I met Philip Roth after I had published a short book about his work for the Methuen Contemporary Writers Series. He read the book and wrote me a generous […]
I first became aware of Eduard Limonov, modern Russia’s most uncompromising writer and politician, during an extended visit to Moscow in the mid-1990s. Back then he was the firebrand head of […]
“I can feel the heat closing in, feel them out there making their moves.” So starts “Naked Lunch,” the touchstone novel by William S. Burroughs. That hardboiled riff, spoken by a junkie on the run, introduces a mélange of “episodes, misfortunes, and adventures,
Reviewing a biography of Borges for the New York Times in 2004, David Foster Wallace took issue with “the idea … that we can’t correctly interpret a piece of verbal art unless we know the personal and/or psychological circumstances surrounding its creation”. For a writer as good as Borges, he argued, “the stories so completely transcend their motive facts that the biographical facts become, in the deepest and most literal way, irrelevant.”
The French, who are notoriously divided on literary matters, all seem to agree: there are few great writers in France today, and Emmanuel Carrère is one of them. Carrère writes nonfiction, or what he calls “nonfiction novels.
The works of Russia’s golden age of prose literature were written against a background of czarist autocracy. Falling generally within the realist framework, the masterworks of this era exhibit a strong bent toward mysticism, brooding introspection, and melodrama.
The year is 1991 and the narrator of Paul Kwiatkowski’s debut novel “And Every Day was Overcast” is searching for a way out of his life amid swamps and strip malls of South Florida.
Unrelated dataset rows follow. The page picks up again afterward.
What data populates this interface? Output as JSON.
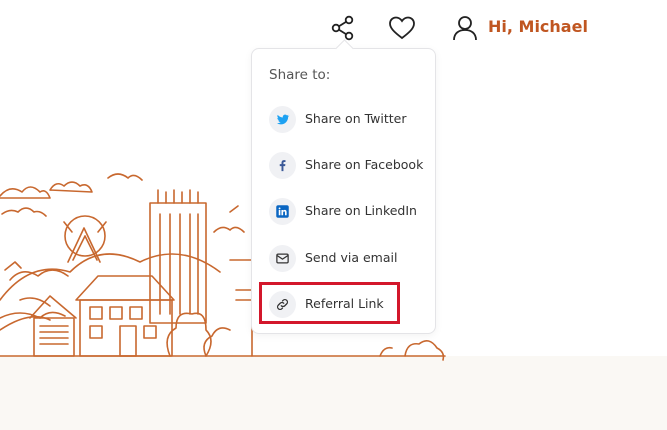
{
  "header": {
    "greeting": "Hi, Michael",
    "icons": [
      "share-icon",
      "heart-icon",
      "user-icon"
    ]
  },
  "share_menu": {
    "title": "Share to:",
    "items": [
      {
        "label": "Share on Twitter",
        "icon": "twitter-icon"
      },
      {
        "label": "Share on Facebook",
        "icon": "facebook-icon"
      },
      {
        "label": "Share on LinkedIn",
        "icon": "linkedin-icon"
      },
      {
        "label": "Send via email",
        "icon": "email-icon"
      },
      {
        "label": "Referral Link",
        "icon": "link-icon"
      }
    ]
  },
  "colors": {
    "accent": "#c05621",
    "illustration": "#c8682f",
    "highlight": "#d3172b",
    "twitter": "#1da1f2",
    "facebook": "#3b5998",
    "linkedin": "#0a66c2"
  }
}
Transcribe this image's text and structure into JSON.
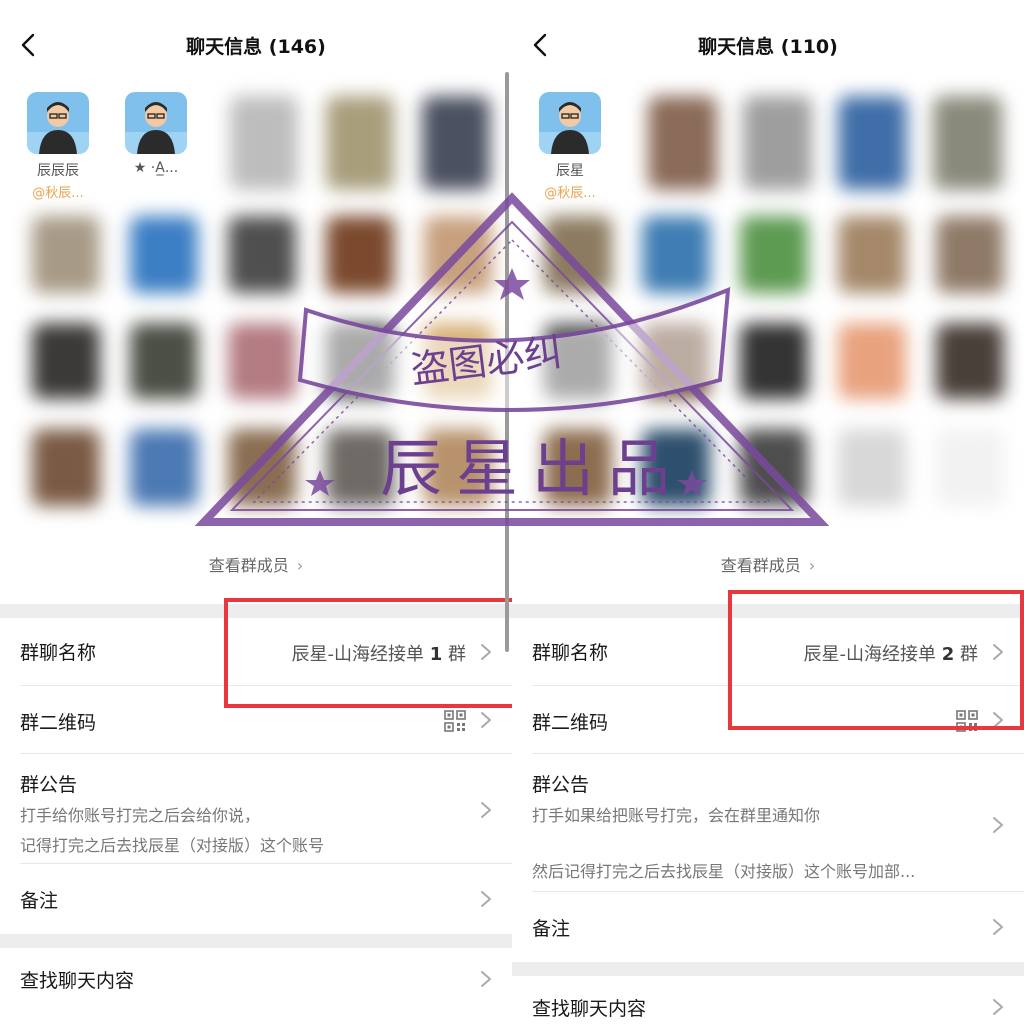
{
  "left": {
    "title": "聊天信息 (146)",
    "members": [
      {
        "name": "辰辰辰",
        "sub": "@秋辰..."
      },
      {
        "name": "★ ·A̲...",
        "sub": ""
      }
    ],
    "view_members": "查看群成员",
    "group_name_label": "群聊名称",
    "group_name_value_prefix": "辰星-山海经接单",
    "group_name_value_num": "1",
    "group_name_value_suffix": "群",
    "qr_label": "群二维码",
    "notice_label": "群公告",
    "notice_line1": "打手给你账号打完之后会给你说，",
    "notice_line2": "记得打完之后去找辰星（对接版）这个账号",
    "remark_label": "备注",
    "search_label": "查找聊天内容"
  },
  "right": {
    "title": "聊天信息 (110)",
    "members": [
      {
        "name": "辰星",
        "sub": "@秋辰..."
      }
    ],
    "view_members": "查看群成员",
    "group_name_label": "群聊名称",
    "group_name_value_prefix": "辰星-山海经接单",
    "group_name_value_num": "2",
    "group_name_value_suffix": "群",
    "qr_label": "群二维码",
    "notice_label": "群公告",
    "notice_line1": "打手如果给把账号打完，会在群里通知你",
    "notice_line2": "然后记得打完之后去找辰星（对接版）这个账号加部...",
    "remark_label": "备注",
    "search_label": "查找聊天内容"
  },
  "watermark": {
    "line1": "盗图必纠",
    "line2": "辰星出品"
  },
  "colors": {
    "highlight_box": "#e8383d",
    "watermark": "#6c3f8f",
    "mention": "#e8a34a"
  },
  "icons": {
    "back": "chevron-left-icon",
    "row_arrow": "chevron-right-icon",
    "qr": "qr-code-icon"
  }
}
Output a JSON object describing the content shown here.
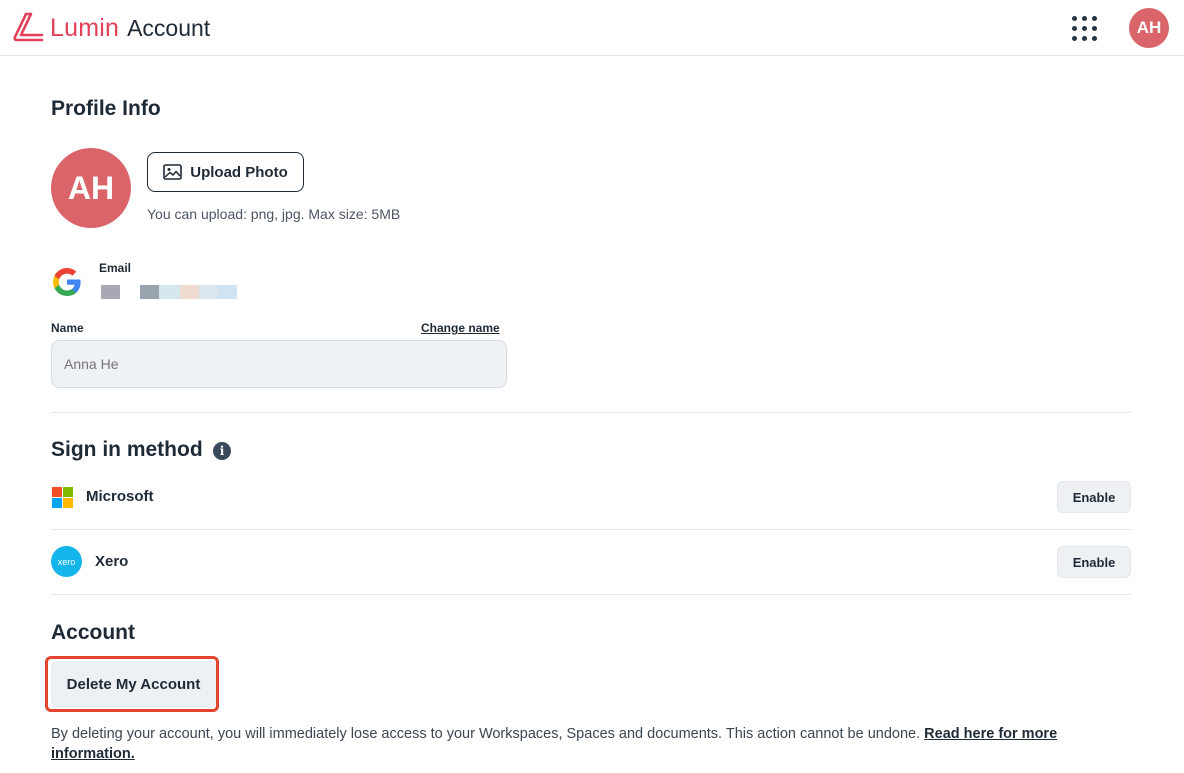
{
  "header": {
    "brand": "Lumin",
    "brand_sub": "Account",
    "avatar_initials": "AH",
    "apps_icon": "grid-apps-icon"
  },
  "colors": {
    "brand": "#e2405a",
    "avatar": "#d9656b",
    "highlight": "#e2452f",
    "text": "#1f2a37"
  },
  "profile": {
    "title": "Profile Info",
    "avatar_initials": "AH",
    "upload_label": "Upload Photo",
    "upload_hint": "You can upload: png, jpg. Max size: 5MB",
    "email_label": "Email",
    "name_label": "Name",
    "change_name_label": "Change name",
    "name_placeholder": "Anna He"
  },
  "sign_in": {
    "title": "Sign in method",
    "methods": [
      {
        "name": "Microsoft",
        "icon": "microsoft-icon",
        "action": "Enable"
      },
      {
        "name": "Xero",
        "icon": "xero-icon",
        "icon_text": "xero",
        "action": "Enable"
      }
    ]
  },
  "account": {
    "title": "Account",
    "delete_label": "Delete My Account",
    "delete_description": "By deleting your account, you will immediately lose access to your Workspaces, Spaces and documents. This action cannot be undone.",
    "read_more_label": "Read here for more information."
  }
}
In this way, the narrator (also named Paul) is every teenager — searching for identity, meaning, love, acceptance.